(441c) Development of Visualization Models for the Correlations Between Synthetic Jet Fuels Hydrocarbon Structure and Their Properties

Authors: 
Rahman, J. A., Texas A&M University- Qatar - Qatar

Development of Visualization Models for the Correlations between Synthetic Jet Fuels Hydrocarbon Structure and their Properties

Nimir Elbashir*, Jahanur Rahman

Chemical Engineering Program, Texas A&M University at Qatar, PO Box 23874, Doha, Qatar

*Corresponding author: nimir.elbashir@qatar.tamu.edu

Abstract

This study aimed at better understanding the relationship between synthetic fuels’ hydrocarbon structure and their properties to speed up the design of future fit-for-purpose fuel blends of superior performance from natural gas via the Gas-to-Liquid (GTL) technology. The novelty of our approach is that it simultaneously utilizes experimental and modeling techniques for product design.  Furthermore, the outcome of this research may further support Qatar’s leadership in the GTL market as it envisioned itself to become the “World capital of Gas Processing”. The main focus of the current study is on the synthetic GTL derived jet fuels since they have lower emissions SOx (Sulfur oxides), NOx (Nitrogen oxides), CO (carbon monoxide), and soot particles compared to jet fuels obtained from petroleum crude. Furthermore, they smell and smoke less than conventional jet fuels and have better eco toxicity, better fuel economy and better thermal stability coupled with less soot formation upon combustion. However, a major concern with using synthetic fuels is that lack of aromatics which would result in possible degradation of elastomers used for sealing purposes as well as affecting other properties unfavorably [1]. Due to these concerns synthetic fuels are blended with conventional Jet A-1, with Qatar Airways having used a 50/50 blend for the first commercial flight from London Gatwick airport to Doha airport [2]. Current research activities are focused on developing a suitable GTL fuel, through the use of certain additives to meet the aviation industry’s certification requirements. Currently jet fuels must have a density between 0.775 and 0.84 g/ml as well as a minimum flash point of 38°C and other limitations which are given in ASTM 1655 [3]. The experimental investigations measuring the properties of fifty-four blends represents typical are discussed elsewhere [4].  Visualization of the relationship between fuels’ hydrocarbon structure and their physical/chemical properties are essential to define the optimum region of composition that meets the aviation industry standards.

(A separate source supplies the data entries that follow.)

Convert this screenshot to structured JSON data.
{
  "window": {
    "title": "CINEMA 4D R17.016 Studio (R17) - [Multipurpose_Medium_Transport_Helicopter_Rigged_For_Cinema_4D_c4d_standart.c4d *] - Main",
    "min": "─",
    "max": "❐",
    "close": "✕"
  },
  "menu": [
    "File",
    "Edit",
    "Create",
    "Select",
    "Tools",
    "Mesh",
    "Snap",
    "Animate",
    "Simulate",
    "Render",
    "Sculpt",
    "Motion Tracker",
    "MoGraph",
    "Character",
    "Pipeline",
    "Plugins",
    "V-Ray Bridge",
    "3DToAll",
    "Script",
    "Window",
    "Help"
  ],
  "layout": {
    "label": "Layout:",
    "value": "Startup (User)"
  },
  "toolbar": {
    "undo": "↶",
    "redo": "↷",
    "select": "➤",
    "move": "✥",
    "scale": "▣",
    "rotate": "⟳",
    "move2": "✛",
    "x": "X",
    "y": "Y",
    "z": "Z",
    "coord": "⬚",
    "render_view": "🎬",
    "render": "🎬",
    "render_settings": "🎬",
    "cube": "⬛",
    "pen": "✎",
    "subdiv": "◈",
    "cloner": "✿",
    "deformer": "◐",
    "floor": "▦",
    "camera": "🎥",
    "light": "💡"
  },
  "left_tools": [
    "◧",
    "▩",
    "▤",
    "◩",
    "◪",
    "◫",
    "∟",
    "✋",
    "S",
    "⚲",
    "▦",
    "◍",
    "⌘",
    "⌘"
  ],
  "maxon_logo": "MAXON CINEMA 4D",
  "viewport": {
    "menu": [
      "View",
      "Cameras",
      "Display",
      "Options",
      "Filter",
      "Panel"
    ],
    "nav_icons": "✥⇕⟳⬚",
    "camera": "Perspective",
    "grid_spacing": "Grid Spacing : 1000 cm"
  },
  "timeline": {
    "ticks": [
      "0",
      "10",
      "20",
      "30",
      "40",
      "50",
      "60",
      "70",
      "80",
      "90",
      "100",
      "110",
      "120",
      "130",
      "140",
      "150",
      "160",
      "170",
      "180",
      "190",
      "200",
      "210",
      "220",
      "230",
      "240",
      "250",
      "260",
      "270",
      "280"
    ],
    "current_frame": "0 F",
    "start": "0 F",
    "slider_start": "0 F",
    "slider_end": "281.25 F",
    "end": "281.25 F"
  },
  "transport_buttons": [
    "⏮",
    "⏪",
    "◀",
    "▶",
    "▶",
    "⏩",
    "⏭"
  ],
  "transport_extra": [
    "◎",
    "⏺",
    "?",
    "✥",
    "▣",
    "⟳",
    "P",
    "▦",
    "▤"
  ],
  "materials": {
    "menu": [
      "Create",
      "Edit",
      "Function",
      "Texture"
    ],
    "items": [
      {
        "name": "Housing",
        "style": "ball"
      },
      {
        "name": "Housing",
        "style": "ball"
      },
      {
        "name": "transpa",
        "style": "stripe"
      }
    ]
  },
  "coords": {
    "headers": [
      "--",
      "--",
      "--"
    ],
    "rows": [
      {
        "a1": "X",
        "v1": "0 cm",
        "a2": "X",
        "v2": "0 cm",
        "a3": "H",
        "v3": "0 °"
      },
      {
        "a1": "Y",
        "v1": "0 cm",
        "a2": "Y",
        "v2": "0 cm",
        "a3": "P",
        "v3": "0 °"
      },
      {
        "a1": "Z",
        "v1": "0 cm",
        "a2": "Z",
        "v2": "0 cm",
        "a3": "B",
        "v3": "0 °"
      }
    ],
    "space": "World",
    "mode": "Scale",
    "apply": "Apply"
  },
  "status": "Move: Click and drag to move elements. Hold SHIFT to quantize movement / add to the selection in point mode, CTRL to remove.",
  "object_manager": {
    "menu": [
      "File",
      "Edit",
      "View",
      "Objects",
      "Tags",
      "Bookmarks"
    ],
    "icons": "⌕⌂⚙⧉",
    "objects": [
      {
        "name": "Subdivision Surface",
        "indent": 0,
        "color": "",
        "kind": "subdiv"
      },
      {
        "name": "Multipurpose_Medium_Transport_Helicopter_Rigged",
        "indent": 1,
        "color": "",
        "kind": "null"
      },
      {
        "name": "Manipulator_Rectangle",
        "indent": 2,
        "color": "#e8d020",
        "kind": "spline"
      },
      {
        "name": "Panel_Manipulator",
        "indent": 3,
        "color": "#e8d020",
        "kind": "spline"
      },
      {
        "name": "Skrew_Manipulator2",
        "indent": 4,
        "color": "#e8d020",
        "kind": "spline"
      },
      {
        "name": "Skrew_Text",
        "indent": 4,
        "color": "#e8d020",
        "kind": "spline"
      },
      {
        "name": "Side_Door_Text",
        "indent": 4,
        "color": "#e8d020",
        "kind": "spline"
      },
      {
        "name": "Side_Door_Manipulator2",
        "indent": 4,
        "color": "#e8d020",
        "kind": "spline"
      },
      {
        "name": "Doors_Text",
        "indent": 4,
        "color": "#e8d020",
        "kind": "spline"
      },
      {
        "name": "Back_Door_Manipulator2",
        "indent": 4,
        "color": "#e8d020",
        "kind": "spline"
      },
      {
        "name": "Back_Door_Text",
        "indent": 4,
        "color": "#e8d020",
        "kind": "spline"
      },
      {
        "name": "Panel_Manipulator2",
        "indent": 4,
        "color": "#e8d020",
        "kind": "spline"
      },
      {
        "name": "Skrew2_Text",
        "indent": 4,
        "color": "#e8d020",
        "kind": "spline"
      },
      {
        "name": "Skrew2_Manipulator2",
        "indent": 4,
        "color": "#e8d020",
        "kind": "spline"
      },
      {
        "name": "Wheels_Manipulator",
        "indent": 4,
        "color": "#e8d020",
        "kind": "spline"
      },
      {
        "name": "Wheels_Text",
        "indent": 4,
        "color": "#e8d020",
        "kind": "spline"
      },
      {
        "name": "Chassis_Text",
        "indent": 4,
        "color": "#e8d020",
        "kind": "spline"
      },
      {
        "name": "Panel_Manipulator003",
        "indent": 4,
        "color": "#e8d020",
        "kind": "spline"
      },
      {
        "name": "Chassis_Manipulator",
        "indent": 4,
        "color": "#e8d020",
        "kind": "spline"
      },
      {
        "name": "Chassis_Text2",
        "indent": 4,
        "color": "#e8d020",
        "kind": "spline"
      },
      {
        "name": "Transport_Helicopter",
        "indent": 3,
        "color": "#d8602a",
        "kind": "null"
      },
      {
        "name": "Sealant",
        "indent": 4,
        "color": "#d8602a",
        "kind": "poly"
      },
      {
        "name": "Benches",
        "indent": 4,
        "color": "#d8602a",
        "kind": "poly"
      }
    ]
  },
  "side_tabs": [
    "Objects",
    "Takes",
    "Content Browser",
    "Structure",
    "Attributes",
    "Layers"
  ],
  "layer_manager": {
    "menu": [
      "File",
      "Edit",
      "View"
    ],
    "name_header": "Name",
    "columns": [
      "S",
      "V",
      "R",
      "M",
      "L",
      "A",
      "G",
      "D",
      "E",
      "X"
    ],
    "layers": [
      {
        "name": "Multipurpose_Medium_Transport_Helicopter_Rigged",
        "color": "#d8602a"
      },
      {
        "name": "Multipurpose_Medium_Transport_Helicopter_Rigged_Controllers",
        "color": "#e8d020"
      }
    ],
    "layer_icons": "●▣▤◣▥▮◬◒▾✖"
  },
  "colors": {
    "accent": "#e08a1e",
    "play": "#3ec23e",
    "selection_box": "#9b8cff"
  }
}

We developed different phases of this visualization process that started with two-dimensional visualization (2D Visualization Models) and ended with three-dimensional visualization (3D Visualization Models) whereby optimum regions of typical synthetic jet fuel composed of GTL fuels’ hydrocarbon pillars (n-paraffin iso-paraffin, and cyclo-paraffin) plus the aromatics can be identified. The latter is major accomplishment in this field since the 3D models provide us an opportunity to do both surface analysis and depth analysis to identify the optimum composition for synthetic jet fuels of different hydrocarbon groups, carbon numbers and other additives that meet the aviation industry’s standards. 


References:

[1] – Blakey S, Rye L, Wilson C. Aviation gas turbine alternative fuels: A review. Rep. Proceedings of the Combustion Institute, 2011, pp. 2863 – 2885.

[2] – Qatar Airways Corporate Communications, Worlds first commercial passenger flight powered by fuel made from natural gas lands in Qatar. 2009. http://www.qatarairways.com/global/en/newsroom/archive/press-release-12O...

[3] – ASTM D 1655, Standard specification for aviation Turbine fuels, American Society for Testing and Materials, 2010.

[4]-                   Raza, B., Elmalik E., Al-Meer M., Ramahdan H., Al-Mohannadi D., Elbashir  N.O. (2011) “Characterization of synthetic Gas-to-Liquid jet fuel blends and properties correlation with hydrocarbon structure” Preprint Paper - American Chemical Society, Division of Fuel Chemistry, 56(2): 431-433.